cutting with a knife the strands of mix coming out of the extruder, within a cutting chamber that is traversed by a flow of gas in the cryogenic state, so as to produce granules of chewing gum that have a diameter of less than 2 mm, which are immediately cooled within said cutting chamber and carried away from said chamber, by said flow of gas; and
mixing said granules with one or more flavouring substances and/or one or more sweetening substances and pressing the composition obtained within a mould to form a chewing-gum pellet.

2. The process according to claim 1, wherein said flow of gas is constituted by a mix of air and a cryogenic gas, preferably carbon dioxide.

3. The process according to claim 2, which envisages producing said gas mixture according to a continuous cycle simultaneous with production of said granules of gum.

4. The process according to claim 2, which envisages generating a flow of air within a duct for circulation of the air and blowing into said duct said cryogenic gas.

5. The process according to claim 4, which envisages regulating the amount of said cryogenic gas that is blown into said duct as a function of a pre-set cooling temperature for said gas mixture to cool said chewing-gum granules.

6. The process according to claim 4, wherein said cryogenic gas is contained in liquefied form within a tank, and passes to the gaseous state by expansion, through an expansion valve which connects said tank to said duct and blows said cryogenic gas into said duct.
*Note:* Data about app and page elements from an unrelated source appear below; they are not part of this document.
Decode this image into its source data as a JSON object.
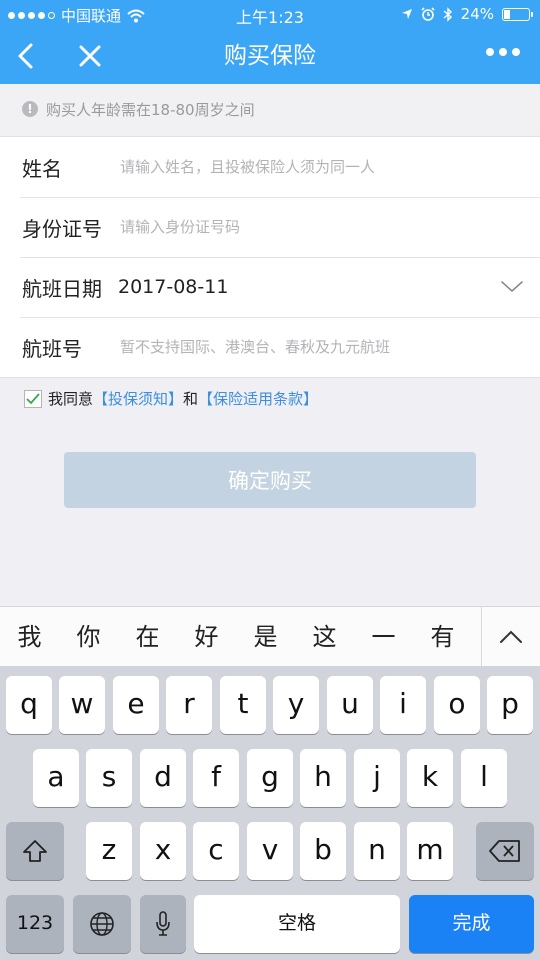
{
  "status_bar": {
    "carrier": "中国联通",
    "time": "上午1:23",
    "battery": "24%",
    "battery_level": 0.24
  },
  "nav": {
    "title": "购买保险",
    "back_icon": "chevron-left-icon",
    "close_icon": "close-icon",
    "more_icon": "more-dots-icon"
  },
  "notice": {
    "icon": "info-icon",
    "text": "购买人年龄需在18-80周岁之间"
  },
  "form": {
    "name": {
      "label": "姓名",
      "placeholder": "请输入姓名，且投被保险人须为同一人"
    },
    "id": {
      "label": "身份证号",
      "placeholder": "请输入身份证号码"
    },
    "date": {
      "label": "航班日期",
      "value": "2017-08-11"
    },
    "flight": {
      "label": "航班号",
      "placeholder": "暂不支持国际、港澳台、春秋及九元航班"
    }
  },
  "agree": {
    "checked": true,
    "prefix": "我同意",
    "link1": "【投保须知】",
    "middle": "和",
    "link2": "【保险适用条款】"
  },
  "confirm_button": "确定购买",
  "keyboard": {
    "candidates": [
      "我",
      "你",
      "在",
      "好",
      "是",
      "这",
      "一",
      "有"
    ],
    "row1": [
      "q",
      "w",
      "e",
      "r",
      "t",
      "y",
      "u",
      "i",
      "o",
      "p"
    ],
    "row2": [
      "a",
      "s",
      "d",
      "f",
      "g",
      "h",
      "j",
      "k",
      "l"
    ],
    "row3": [
      "z",
      "x",
      "c",
      "v",
      "b",
      "n",
      "m"
    ],
    "numbers_key": "123",
    "space_key": "空格",
    "done_key": "完成"
  },
  "colors": {
    "header": "#3aa6f5",
    "link": "#3b8fe0",
    "button_disabled": "#c3d3e1",
    "done_key": "#1a82f5"
  }
}
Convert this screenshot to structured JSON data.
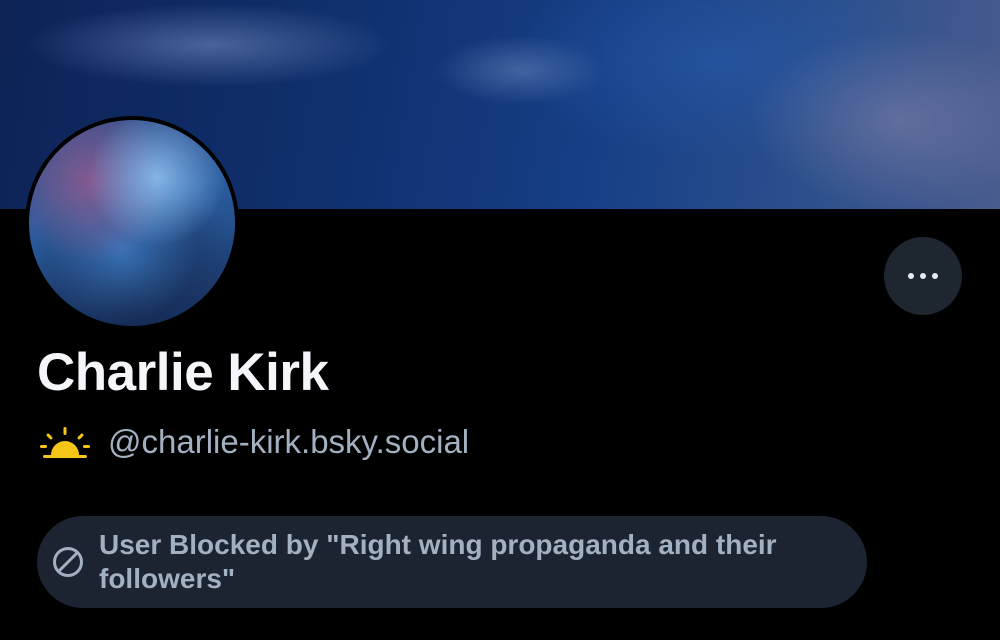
{
  "profile": {
    "display_name": "Charlie Kirk",
    "handle": "@charlie-kirk.bsky.social",
    "handle_icon": "sunrise-icon",
    "more_button_icon": "ellipsis-icon"
  },
  "moderation": {
    "block_message": "User Blocked by \"Right wing propaganda and their followers\"",
    "block_icon": "ban-icon"
  },
  "colors": {
    "background": "#000000",
    "banner": "#163f86",
    "sunrise_icon": "#f5c518",
    "muted_text": "#a3b0c2",
    "pill_background": "#1b2430"
  }
}
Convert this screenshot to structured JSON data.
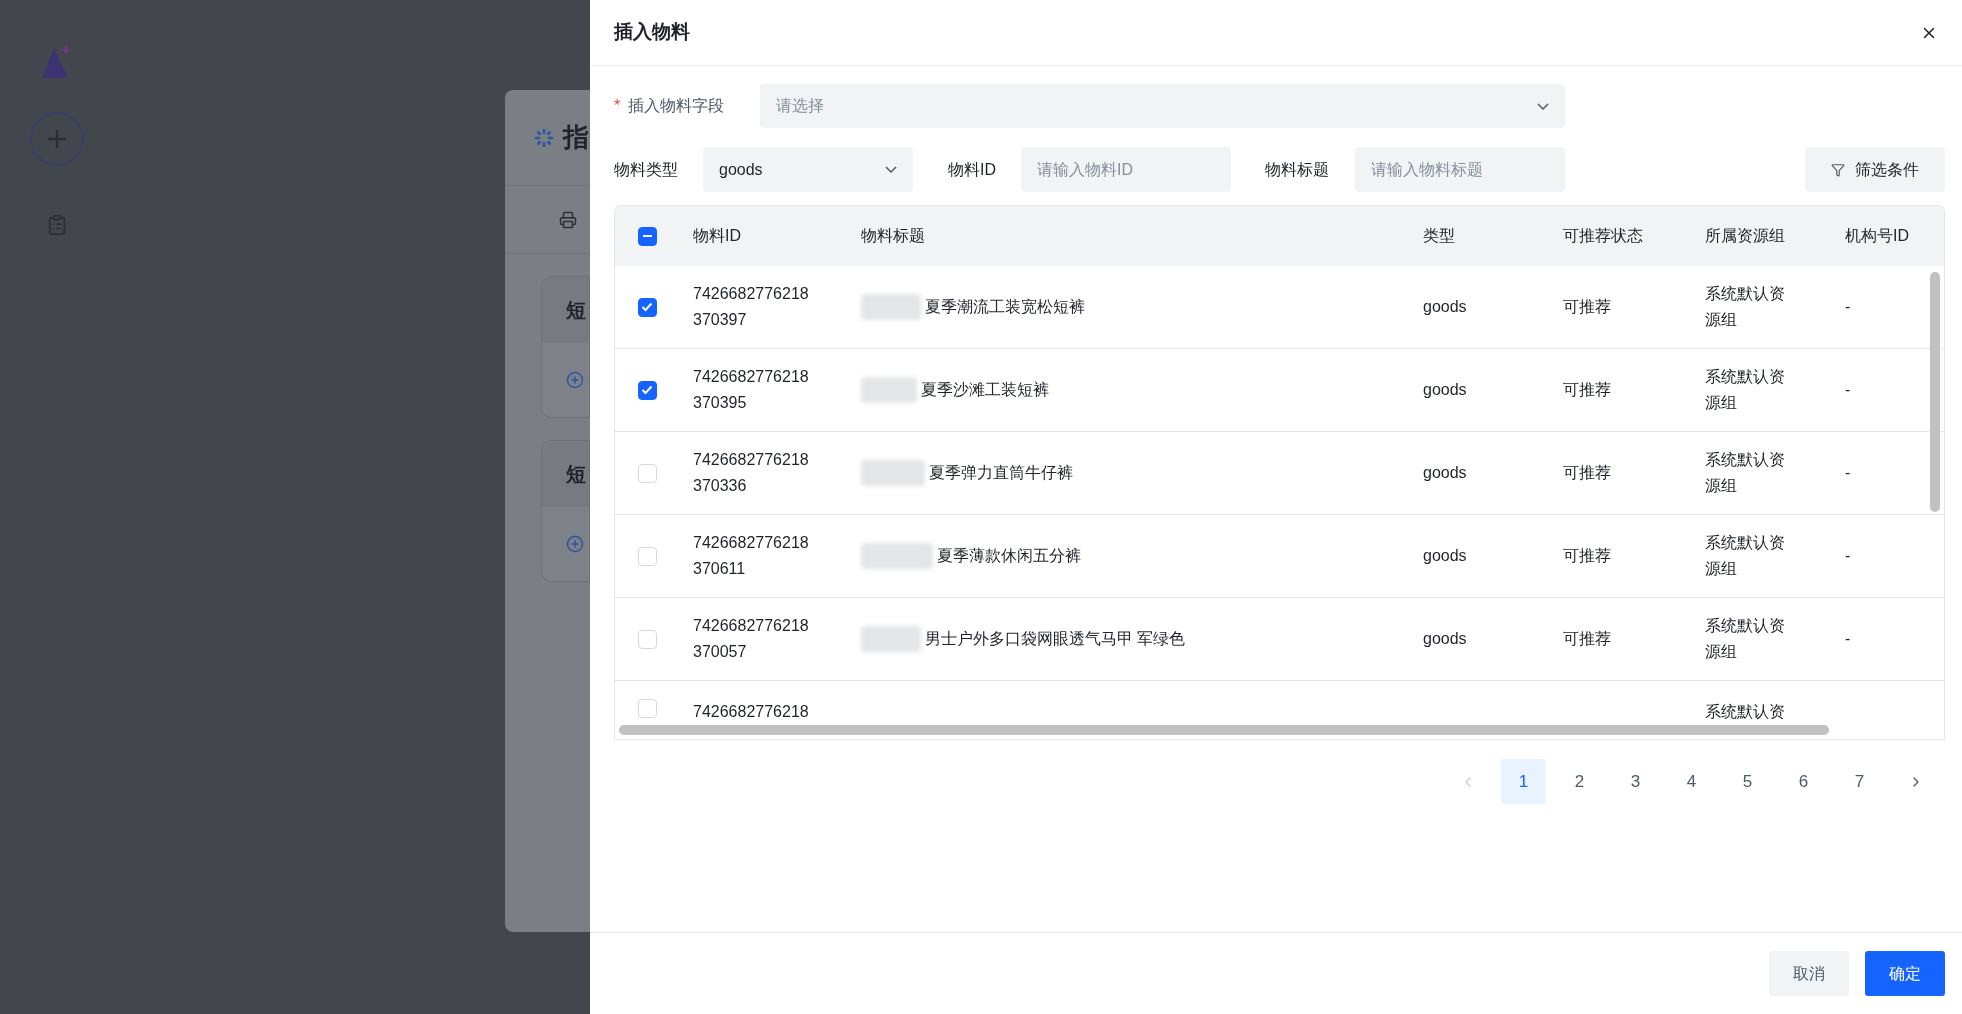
{
  "background": {
    "panel_title": "指",
    "sections": [
      {
        "title": "短"
      },
      {
        "title": "短"
      }
    ]
  },
  "dialog": {
    "title": "插入物料"
  },
  "field": {
    "label": "插入物料字段",
    "required_mark": "*",
    "placeholder": "请选择"
  },
  "filters": {
    "type": {
      "label": "物料类型",
      "value": "goods"
    },
    "id": {
      "label": "物料ID",
      "placeholder": "请输入物料ID"
    },
    "title": {
      "label": "物料标题",
      "placeholder": "请输入物料标题"
    },
    "button": "筛选条件"
  },
  "table": {
    "header_checkbox": {
      "indeterminate": true
    },
    "columns": [
      "物料ID",
      "物料标题",
      "类型",
      "可推荐状态",
      "所属资源组",
      "机构号ID"
    ],
    "rows": [
      {
        "checked": true,
        "id_lines": [
          "7426682776218",
          "370397"
        ],
        "title": "夏季潮流工装宽松短裤",
        "type": "goods",
        "status": "可推荐",
        "group_lines": [
          "系统默认资",
          "源组"
        ],
        "org_id": "-"
      },
      {
        "checked": true,
        "id_lines": [
          "7426682776218",
          "370395"
        ],
        "title": "夏季沙滩工装短裤",
        "type": "goods",
        "status": "可推荐",
        "group_lines": [
          "系统默认资",
          "源组"
        ],
        "org_id": "-"
      },
      {
        "checked": false,
        "id_lines": [
          "7426682776218",
          "370336"
        ],
        "title": "夏季弹力直筒牛仔裤",
        "type": "goods",
        "status": "可推荐",
        "group_lines": [
          "系统默认资",
          "源组"
        ],
        "org_id": "-"
      },
      {
        "checked": false,
        "id_lines": [
          "7426682776218",
          "370611"
        ],
        "title": "夏季薄款休闲五分裤",
        "type": "goods",
        "status": "可推荐",
        "group_lines": [
          "系统默认资",
          "源组"
        ],
        "org_id": "-"
      },
      {
        "checked": false,
        "id_lines": [
          "7426682776218",
          "370057"
        ],
        "title": "男士户外多口袋网眼透气马甲 军绿色",
        "type": "goods",
        "status": "可推荐",
        "group_lines": [
          "系统默认资",
          "源组"
        ],
        "org_id": "-"
      },
      {
        "checked": false,
        "id_lines": [
          "7426682776218"
        ],
        "group_lines": [
          "系统默认资"
        ]
      }
    ]
  },
  "pagination": {
    "prev": {
      "disabled": true
    },
    "next": {
      "disabled": false
    },
    "pages": [
      {
        "label": "1",
        "selected": true
      },
      {
        "label": "2",
        "selected": false
      },
      {
        "label": "3",
        "selected": false
      },
      {
        "label": "4",
        "selected": false
      },
      {
        "label": "5",
        "selected": false
      },
      {
        "label": "6",
        "selected": false
      },
      {
        "label": "7",
        "selected": false
      }
    ]
  },
  "footer": {
    "cancel": "取消",
    "confirm": "确定"
  }
}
7. The process according to claim 1, wherein within said extruder said mix of gum base and one or more sweetening substances is heated up to a temperature higher than 60° C.

8. The process according to claim 1, wherein said flow of gas in the cryogenic state has a temperature lower than −40° C.

9. The process according to claim 1, which envisages mixing said gum base with one or more sweetening substances and, moreover, with one or more flavouring substances.

10. The process according to claim 1, which envisages coating said formed-in-mould chewing-gum pellet.

Patent History
Publication number: 20190008180
Type: Application
Filed: Jul 2, 2018
Publication Date: Jan 10, 2019
Applicant: SOREMARTEC S.A. (Findel)
Inventors: Enrico PAVESI (Alba (CN)), Christian BASILICO (Alba (CN))
Application Number: 16/025,289
Classifications
International Classification: A23G 4/04 (20060101);